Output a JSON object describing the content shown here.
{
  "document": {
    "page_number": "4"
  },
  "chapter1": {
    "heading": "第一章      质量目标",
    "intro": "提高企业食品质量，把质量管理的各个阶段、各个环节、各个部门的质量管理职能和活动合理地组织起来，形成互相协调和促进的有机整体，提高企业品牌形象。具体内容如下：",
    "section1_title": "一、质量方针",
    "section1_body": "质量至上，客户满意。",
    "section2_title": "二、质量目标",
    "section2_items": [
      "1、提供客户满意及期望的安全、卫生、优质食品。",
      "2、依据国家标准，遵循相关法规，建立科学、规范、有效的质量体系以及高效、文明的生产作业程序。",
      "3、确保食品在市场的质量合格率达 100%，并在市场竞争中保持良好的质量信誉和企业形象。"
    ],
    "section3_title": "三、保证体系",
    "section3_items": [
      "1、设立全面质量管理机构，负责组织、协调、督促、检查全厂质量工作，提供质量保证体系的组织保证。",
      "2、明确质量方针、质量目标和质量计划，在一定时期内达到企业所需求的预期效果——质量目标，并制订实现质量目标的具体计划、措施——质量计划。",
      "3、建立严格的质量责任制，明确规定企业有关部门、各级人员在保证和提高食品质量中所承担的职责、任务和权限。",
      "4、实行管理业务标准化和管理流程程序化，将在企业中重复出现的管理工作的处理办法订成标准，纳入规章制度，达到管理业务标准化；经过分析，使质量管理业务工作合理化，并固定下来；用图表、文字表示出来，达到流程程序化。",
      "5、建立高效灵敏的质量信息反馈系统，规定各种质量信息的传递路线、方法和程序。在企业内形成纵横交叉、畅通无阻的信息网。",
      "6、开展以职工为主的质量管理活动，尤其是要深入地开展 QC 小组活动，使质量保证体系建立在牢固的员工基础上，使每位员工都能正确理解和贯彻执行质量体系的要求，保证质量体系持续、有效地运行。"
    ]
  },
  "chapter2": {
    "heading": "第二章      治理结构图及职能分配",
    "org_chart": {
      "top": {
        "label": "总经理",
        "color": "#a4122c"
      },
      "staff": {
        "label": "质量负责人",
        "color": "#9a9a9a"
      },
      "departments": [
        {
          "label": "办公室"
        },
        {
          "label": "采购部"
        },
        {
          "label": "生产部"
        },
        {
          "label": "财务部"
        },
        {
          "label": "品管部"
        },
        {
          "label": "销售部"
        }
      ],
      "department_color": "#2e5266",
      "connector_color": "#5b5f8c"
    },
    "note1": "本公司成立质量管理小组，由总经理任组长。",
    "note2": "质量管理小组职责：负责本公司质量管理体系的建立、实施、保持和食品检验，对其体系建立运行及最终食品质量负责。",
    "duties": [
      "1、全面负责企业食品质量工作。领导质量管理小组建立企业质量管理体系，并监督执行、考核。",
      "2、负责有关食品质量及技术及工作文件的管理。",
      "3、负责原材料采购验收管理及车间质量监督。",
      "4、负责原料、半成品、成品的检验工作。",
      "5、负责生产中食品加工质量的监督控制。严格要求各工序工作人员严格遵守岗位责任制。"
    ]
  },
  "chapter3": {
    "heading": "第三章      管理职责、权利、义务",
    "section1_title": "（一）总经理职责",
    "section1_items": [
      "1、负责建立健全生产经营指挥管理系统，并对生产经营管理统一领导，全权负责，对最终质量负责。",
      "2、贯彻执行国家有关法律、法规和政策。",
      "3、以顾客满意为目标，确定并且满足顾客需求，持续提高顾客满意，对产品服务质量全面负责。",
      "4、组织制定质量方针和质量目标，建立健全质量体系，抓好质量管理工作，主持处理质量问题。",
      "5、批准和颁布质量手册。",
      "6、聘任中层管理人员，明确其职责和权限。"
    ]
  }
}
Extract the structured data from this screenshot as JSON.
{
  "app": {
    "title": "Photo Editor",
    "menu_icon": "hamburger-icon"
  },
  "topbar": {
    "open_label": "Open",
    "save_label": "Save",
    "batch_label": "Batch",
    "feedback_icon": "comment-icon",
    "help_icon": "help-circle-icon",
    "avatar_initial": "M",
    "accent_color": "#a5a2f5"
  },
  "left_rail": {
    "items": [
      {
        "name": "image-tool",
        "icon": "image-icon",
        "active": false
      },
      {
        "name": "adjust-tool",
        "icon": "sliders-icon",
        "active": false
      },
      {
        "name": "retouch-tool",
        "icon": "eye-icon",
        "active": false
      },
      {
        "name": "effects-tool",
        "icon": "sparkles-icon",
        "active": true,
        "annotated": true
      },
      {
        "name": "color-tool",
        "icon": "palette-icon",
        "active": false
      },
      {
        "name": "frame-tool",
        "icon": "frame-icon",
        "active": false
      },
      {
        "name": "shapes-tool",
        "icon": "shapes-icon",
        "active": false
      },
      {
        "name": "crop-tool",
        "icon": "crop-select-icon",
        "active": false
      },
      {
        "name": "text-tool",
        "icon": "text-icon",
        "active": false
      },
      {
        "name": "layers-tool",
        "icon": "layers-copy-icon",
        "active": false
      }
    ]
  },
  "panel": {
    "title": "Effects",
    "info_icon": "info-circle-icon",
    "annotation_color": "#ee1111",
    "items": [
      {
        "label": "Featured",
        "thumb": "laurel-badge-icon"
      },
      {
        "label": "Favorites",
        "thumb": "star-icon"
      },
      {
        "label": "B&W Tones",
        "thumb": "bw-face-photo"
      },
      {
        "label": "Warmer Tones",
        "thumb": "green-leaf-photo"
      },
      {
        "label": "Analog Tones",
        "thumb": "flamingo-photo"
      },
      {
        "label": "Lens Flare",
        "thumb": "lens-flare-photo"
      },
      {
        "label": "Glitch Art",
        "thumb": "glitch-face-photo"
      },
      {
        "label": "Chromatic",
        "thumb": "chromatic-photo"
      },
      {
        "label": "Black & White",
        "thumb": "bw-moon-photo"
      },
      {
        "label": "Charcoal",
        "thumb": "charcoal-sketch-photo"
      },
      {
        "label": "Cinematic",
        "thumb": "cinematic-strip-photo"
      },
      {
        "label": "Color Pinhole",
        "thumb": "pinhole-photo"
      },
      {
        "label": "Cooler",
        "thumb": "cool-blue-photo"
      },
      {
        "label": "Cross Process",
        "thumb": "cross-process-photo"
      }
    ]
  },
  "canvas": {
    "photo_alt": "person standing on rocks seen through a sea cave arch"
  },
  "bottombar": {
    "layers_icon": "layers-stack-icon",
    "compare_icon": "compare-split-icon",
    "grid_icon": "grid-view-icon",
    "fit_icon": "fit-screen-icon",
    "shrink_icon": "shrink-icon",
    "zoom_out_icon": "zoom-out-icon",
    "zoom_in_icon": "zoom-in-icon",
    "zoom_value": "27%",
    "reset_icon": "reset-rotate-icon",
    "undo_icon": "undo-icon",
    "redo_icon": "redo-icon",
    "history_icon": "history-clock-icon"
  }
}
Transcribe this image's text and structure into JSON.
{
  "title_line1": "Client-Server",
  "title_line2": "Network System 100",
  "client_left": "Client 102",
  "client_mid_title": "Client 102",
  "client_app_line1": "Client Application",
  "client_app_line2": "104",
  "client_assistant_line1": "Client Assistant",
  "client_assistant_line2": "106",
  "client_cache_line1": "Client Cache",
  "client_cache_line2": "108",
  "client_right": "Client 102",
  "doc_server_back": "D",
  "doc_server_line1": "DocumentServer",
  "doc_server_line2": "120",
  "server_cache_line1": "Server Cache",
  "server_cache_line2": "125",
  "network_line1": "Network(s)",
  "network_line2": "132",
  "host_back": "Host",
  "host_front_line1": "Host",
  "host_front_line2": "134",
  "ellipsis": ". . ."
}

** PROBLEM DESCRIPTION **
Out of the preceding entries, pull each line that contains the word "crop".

** RESPONSE TO THIS TASK **
        "name": "crop-tool",
        "icon": "crop-select-icon",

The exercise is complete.